_Problem statement_
Repeat the following data exactly, omitting pictures.

/---

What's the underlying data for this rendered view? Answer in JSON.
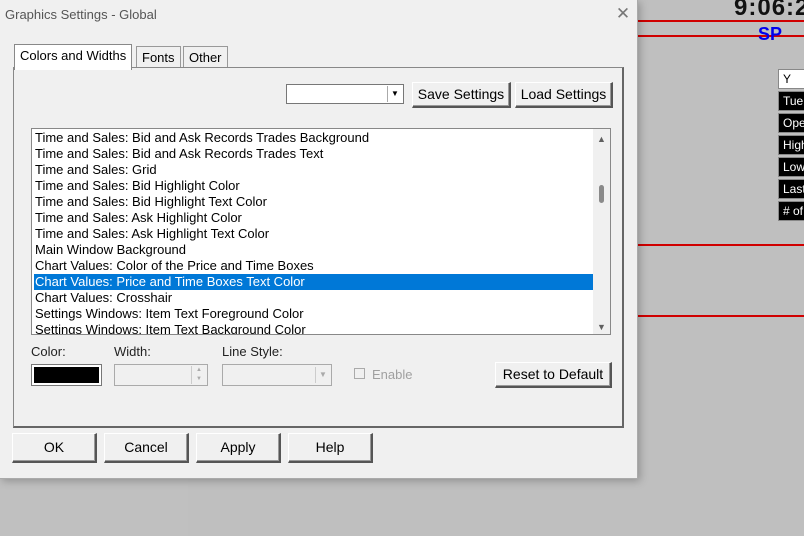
{
  "background": {
    "clock": "9:06:2",
    "symbol": "SP",
    "data_rows": [
      "Y",
      "Tue",
      "Ope",
      "High",
      "Low",
      "Last",
      "# of"
    ]
  },
  "dialog": {
    "title": "Graphics Settings - Global",
    "close_glyph": "✕",
    "tabs": [
      {
        "label": "Colors and Widths",
        "active": true
      },
      {
        "label": "Fonts",
        "active": false
      },
      {
        "label": "Other",
        "active": false
      }
    ],
    "settings_combo": {
      "value": ""
    },
    "save_settings": "Save Settings",
    "load_settings": "Load Settings",
    "items": [
      "Time and Sales: Bid and Ask Records Trades Background",
      "Time and Sales: Bid and Ask Records Trades Text",
      "Time and Sales: Grid",
      "Time and Sales: Bid Highlight Color",
      "Time and Sales: Bid Highlight Text Color",
      "Time and Sales: Ask Highlight Color",
      "Time and Sales: Ask Highlight Text Color",
      "Main Window Background",
      "Chart Values: Color of the Price and Time Boxes",
      "Chart Values: Price and Time Boxes Text Color",
      "Chart Values: Crosshair",
      "Settings Windows: Item Text Foreground Color",
      "Settings Windows: Item Text Background Color"
    ],
    "selected_index": 9,
    "color_label": "Color:",
    "width_label": "Width:",
    "line_style_label": "Line Style:",
    "enable_label": "Enable",
    "reset_button": "Reset to Default",
    "selected_color": "#000000",
    "buttons": {
      "ok": "OK",
      "cancel": "Cancel",
      "apply": "Apply",
      "help": "Help"
    }
  },
  "colors": {
    "selection": "#0078d7",
    "chart_line": "#d00000",
    "symbol": "#0000ee"
  }
}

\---

_Answer section_
What's the underlying data for this rendered view? Answer in JSON.
{
  "background": {
    "clock": "9:06:2",
    "symbol": "SP",
    "data_rows": [
      "Y",
      "Tue",
      "Ope",
      "High",
      "Low",
      "Last",
      "# of"
    ]
  },
  "dialog": {
    "title": "Graphics Settings - Global",
    "close_glyph": "✕",
    "tabs": [
      {
        "label": "Colors and Widths",
        "active": true
      },
      {
        "label": "Fonts",
        "active": false
      },
      {
        "label": "Other",
        "active": false
      }
    ],
    "settings_combo": {
      "value": ""
    },
    "save_settings": "Save Settings",
    "load_settings": "Load Settings",
    "items": [
      "Time and Sales: Bid and Ask Records Trades Background",
      "Time and Sales: Bid and Ask Records Trades Text",
      "Time and Sales: Grid",
      "Time and Sales: Bid Highlight Color",
      "Time and Sales: Bid Highlight Text Color",
      "Time and Sales: Ask Highlight Color",
      "Time and Sales: Ask Highlight Text Color",
      "Main Window Background",
      "Chart Values: Color of the Price and Time Boxes",
      "Chart Values: Price and Time Boxes Text Color",
      "Chart Values: Crosshair",
      "Settings Windows: Item Text Foreground Color",
      "Settings Windows: Item Text Background Color"
    ],
    "selected_index": 9,
    "color_label": "Color:",
    "width_label": "Width:",
    "line_style_label": "Line Style:",
    "enable_label": "Enable",
    "reset_button": "Reset to Default",
    "selected_color": "#000000",
    "buttons": {
      "ok": "OK",
      "cancel": "Cancel",
      "apply": "Apply",
      "help": "Help"
    }
  },
  "colors": {
    "selection": "#0078d7",
    "chart_line": "#d00000",
    "symbol": "#0000ee"
  }
}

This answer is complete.